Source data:

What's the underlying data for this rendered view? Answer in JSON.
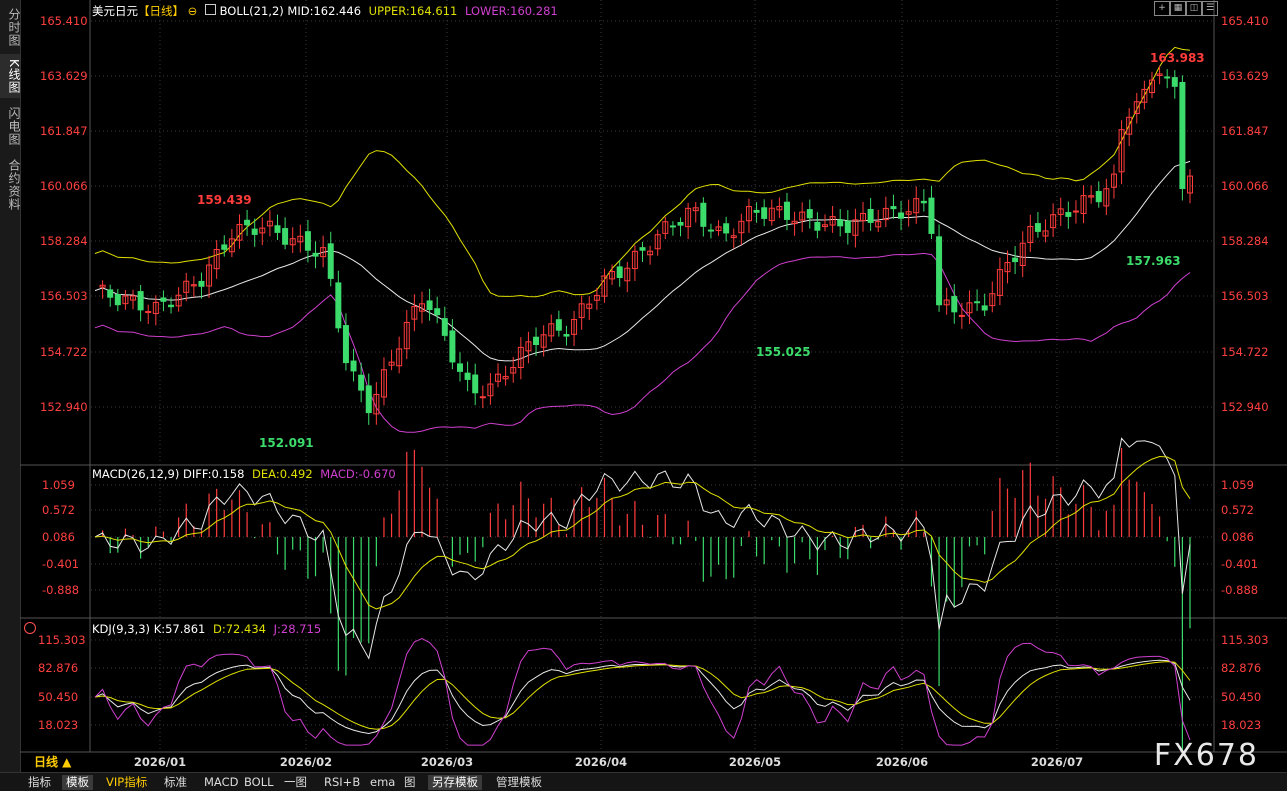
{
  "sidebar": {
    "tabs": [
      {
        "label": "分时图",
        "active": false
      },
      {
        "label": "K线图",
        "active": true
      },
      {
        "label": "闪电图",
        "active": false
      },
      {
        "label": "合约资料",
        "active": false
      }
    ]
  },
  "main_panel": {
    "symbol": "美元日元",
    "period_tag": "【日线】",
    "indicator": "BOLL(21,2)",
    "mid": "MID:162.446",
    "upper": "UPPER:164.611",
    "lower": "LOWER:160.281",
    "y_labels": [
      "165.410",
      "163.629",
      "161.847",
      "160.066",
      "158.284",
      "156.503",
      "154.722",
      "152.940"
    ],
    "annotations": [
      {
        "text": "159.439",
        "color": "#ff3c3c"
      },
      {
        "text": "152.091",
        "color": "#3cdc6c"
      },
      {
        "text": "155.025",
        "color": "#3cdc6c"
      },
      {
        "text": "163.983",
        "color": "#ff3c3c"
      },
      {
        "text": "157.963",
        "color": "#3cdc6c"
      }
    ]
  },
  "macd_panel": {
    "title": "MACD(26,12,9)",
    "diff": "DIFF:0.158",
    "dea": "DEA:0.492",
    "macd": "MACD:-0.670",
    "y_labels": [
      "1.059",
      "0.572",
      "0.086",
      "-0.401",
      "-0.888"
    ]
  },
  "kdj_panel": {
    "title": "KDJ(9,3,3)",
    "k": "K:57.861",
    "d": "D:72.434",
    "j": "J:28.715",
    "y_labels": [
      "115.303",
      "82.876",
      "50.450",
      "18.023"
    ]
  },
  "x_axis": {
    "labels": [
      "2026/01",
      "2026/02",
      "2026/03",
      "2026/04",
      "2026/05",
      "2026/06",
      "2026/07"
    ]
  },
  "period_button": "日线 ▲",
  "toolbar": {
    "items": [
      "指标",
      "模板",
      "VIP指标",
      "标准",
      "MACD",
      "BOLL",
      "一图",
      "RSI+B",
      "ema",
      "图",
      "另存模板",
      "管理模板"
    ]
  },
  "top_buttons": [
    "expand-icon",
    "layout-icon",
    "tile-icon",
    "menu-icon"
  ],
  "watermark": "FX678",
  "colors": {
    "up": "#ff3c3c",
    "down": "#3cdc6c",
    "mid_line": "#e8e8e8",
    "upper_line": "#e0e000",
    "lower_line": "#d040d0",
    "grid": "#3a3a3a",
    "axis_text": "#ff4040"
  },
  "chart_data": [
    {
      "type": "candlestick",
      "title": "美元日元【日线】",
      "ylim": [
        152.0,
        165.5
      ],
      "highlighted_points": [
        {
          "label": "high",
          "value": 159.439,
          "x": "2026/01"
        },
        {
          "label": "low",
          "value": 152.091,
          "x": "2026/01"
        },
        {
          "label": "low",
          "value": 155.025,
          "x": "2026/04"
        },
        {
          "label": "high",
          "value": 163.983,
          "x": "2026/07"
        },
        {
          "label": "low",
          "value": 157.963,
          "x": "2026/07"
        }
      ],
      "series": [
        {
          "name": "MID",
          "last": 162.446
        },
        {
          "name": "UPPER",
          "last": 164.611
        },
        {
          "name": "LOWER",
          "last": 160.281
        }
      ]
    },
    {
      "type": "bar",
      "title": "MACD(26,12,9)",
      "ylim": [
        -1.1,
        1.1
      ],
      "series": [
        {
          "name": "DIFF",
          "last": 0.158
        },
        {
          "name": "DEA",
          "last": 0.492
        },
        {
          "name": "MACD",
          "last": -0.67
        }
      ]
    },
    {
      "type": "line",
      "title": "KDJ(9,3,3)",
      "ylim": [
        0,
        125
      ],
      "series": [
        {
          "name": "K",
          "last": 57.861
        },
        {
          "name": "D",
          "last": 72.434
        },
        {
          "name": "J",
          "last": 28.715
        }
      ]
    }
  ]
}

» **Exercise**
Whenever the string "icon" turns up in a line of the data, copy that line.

» **Output for this exercise**
    "expand-icon",
    "layout-icon",
    "tile-icon",
    "menu-icon"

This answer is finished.